This concept does carry a responsibility, however. No longer canyou derive sickly comfort from blaming your parents, society,your early experiences, or the injustices of others for yourpresent troubles. These things may and should help youunderstand how you got where you are. Blaming them or evenyourself for the past mistakes will not solve your problem, orimprove your present or your future. There is no merit inblaming yourself. The past explains how you got here. Butwhere you go from here is your responsibility. The choice isyours. Like a broken photograph, you can keep on playing thesame old broken record of the past; reliving past injustices;pitying yourself for past mistakes; all of which reactivates failurepatterns and failure feelings which color your present and yourfuture.Or, if you choose, you could put on a new record, and reactivatesuccess patterns, and “that winning feeling” which helps you dobetter in the present and promise a more enjoyable future.When your phonograph is playing music you dont like, do you tryto force it to do better? You do not use effort or willpower. Youdo not bang the phonograph around. You do not try to changethe music itself. You merely change the record being played andthe music takes care of itself. Use the same technique on the“music” that comes out of your own internal machine.
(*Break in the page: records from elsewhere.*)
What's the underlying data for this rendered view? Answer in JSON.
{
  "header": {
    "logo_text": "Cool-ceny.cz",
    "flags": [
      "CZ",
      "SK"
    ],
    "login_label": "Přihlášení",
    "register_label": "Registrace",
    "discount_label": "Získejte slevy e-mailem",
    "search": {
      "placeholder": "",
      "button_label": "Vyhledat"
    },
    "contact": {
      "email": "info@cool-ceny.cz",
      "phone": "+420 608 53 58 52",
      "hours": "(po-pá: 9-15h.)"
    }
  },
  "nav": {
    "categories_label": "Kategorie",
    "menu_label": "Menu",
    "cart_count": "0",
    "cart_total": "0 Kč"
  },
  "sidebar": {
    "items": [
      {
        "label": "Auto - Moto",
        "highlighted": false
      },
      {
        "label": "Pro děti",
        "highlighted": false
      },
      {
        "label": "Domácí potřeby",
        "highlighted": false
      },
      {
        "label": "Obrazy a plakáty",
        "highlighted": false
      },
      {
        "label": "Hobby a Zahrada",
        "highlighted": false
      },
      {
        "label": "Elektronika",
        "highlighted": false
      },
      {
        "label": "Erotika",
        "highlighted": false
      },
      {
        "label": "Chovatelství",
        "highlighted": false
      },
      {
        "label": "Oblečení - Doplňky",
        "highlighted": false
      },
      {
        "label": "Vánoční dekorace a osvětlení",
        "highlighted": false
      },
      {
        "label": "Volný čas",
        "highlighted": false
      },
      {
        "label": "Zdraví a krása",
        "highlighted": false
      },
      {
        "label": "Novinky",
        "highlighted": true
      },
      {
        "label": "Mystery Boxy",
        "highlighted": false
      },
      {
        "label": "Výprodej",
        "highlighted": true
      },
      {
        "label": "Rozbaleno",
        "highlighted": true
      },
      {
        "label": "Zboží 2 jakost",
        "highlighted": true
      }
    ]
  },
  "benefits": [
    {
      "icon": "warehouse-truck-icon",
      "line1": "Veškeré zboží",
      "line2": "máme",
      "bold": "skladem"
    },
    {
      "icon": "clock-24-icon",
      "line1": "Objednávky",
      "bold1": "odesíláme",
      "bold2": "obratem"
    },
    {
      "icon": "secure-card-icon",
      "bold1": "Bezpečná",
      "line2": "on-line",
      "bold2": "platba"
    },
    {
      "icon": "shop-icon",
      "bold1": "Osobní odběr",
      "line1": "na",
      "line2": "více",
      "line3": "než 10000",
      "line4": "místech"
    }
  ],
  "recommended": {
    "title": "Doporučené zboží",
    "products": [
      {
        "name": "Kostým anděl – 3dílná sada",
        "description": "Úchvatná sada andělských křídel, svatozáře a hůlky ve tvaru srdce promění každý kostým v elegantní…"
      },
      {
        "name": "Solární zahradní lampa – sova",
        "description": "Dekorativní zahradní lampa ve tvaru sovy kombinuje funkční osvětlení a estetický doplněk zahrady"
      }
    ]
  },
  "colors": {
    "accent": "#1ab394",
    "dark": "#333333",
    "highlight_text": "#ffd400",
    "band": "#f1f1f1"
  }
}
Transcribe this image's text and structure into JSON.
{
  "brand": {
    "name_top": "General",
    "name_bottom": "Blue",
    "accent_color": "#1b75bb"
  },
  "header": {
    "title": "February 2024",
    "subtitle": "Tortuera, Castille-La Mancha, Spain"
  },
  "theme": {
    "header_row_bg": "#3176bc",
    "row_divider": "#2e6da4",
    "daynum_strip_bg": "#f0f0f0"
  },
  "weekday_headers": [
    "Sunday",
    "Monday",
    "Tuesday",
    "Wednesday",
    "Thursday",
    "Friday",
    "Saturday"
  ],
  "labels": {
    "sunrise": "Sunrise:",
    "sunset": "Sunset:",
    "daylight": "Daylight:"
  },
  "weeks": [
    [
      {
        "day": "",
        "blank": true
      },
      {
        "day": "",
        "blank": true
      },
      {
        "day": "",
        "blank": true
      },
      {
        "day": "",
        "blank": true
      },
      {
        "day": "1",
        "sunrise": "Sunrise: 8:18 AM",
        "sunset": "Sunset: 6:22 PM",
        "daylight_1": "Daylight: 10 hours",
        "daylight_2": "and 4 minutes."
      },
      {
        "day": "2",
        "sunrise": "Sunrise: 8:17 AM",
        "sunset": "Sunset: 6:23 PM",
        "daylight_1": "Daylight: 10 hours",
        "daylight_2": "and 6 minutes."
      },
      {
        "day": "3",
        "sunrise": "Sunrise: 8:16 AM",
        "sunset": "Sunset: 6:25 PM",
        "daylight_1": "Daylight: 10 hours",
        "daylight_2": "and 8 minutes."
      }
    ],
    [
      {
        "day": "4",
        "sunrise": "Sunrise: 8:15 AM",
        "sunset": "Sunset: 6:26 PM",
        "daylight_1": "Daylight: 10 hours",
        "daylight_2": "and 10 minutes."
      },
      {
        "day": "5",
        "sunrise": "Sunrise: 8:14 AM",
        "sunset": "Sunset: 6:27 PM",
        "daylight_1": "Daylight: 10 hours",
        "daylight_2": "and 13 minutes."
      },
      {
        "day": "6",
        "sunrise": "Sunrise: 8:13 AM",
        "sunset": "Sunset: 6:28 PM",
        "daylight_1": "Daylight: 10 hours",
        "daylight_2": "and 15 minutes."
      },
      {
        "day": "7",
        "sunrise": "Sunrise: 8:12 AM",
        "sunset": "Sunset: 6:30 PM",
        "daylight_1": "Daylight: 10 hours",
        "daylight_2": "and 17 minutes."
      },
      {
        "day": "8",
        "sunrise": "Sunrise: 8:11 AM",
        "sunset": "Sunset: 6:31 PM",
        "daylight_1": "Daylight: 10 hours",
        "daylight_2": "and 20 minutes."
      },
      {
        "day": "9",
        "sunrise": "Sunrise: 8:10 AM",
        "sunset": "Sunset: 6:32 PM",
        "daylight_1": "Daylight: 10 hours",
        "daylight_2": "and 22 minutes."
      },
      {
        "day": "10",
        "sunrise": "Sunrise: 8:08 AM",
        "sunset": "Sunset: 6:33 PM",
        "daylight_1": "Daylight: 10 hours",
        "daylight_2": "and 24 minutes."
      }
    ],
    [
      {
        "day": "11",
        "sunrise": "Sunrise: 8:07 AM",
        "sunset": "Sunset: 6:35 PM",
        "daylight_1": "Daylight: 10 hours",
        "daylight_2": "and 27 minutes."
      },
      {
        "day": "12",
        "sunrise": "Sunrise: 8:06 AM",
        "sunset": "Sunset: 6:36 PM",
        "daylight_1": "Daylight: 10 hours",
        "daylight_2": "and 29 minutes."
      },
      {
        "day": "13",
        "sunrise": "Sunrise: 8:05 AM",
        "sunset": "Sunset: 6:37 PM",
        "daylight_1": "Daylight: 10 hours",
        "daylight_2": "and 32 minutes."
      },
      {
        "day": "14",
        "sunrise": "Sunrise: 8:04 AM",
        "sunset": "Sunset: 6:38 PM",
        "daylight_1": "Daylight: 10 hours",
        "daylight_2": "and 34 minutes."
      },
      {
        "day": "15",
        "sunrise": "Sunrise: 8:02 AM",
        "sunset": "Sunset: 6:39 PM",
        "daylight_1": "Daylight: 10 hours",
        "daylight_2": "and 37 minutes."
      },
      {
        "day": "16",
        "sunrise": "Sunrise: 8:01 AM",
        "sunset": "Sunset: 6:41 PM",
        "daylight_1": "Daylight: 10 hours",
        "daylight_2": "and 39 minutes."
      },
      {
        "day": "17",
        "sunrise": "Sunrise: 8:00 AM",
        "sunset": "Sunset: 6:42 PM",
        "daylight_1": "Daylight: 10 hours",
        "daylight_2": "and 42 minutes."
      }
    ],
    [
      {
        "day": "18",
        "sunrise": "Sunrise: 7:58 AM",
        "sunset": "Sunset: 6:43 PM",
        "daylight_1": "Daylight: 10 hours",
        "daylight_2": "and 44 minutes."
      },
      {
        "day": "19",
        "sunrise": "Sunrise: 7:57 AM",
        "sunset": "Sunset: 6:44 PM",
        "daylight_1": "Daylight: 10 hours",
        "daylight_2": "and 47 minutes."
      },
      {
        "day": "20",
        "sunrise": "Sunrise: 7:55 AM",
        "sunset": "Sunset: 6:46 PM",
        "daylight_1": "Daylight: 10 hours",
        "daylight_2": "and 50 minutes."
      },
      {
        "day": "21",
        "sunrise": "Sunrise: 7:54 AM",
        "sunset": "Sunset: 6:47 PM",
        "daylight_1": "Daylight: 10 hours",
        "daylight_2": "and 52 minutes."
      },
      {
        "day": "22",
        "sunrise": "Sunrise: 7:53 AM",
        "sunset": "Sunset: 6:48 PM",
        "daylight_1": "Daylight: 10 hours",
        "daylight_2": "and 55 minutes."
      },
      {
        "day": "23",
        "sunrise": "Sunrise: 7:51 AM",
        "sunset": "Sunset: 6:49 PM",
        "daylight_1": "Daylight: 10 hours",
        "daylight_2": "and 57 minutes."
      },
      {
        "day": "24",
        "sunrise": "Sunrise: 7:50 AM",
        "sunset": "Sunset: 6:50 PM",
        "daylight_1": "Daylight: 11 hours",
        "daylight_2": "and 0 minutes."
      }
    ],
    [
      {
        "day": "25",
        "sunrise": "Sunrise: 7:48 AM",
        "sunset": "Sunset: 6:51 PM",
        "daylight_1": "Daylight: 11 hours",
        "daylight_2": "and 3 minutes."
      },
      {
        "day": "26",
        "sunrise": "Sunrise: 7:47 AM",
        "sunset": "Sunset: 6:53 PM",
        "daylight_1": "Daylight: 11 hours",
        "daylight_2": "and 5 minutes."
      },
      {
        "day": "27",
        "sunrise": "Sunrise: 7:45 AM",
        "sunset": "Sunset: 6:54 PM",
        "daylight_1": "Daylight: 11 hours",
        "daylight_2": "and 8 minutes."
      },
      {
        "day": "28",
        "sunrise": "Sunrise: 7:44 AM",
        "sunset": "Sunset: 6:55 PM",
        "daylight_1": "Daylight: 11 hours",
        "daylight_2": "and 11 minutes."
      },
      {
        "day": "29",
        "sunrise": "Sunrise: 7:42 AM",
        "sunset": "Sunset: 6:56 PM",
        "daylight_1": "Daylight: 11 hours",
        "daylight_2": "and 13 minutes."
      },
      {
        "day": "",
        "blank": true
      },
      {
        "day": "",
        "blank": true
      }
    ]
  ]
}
Dont pityour will directly against the “music“. As long as the samemental imagery, (the cause), occupies your attention, no amountof effort will change the “music“, (the result). Instead, tryputting a new record on. Change your mental imagery and thefeelings will take of themselves.Ross Craft is the author of “How Winners Win-Visualization theSecret Key” available on Amazon http://www.amazon.com/How-Winners-Win-Visualization-ebook/dp/B0097EIW5A/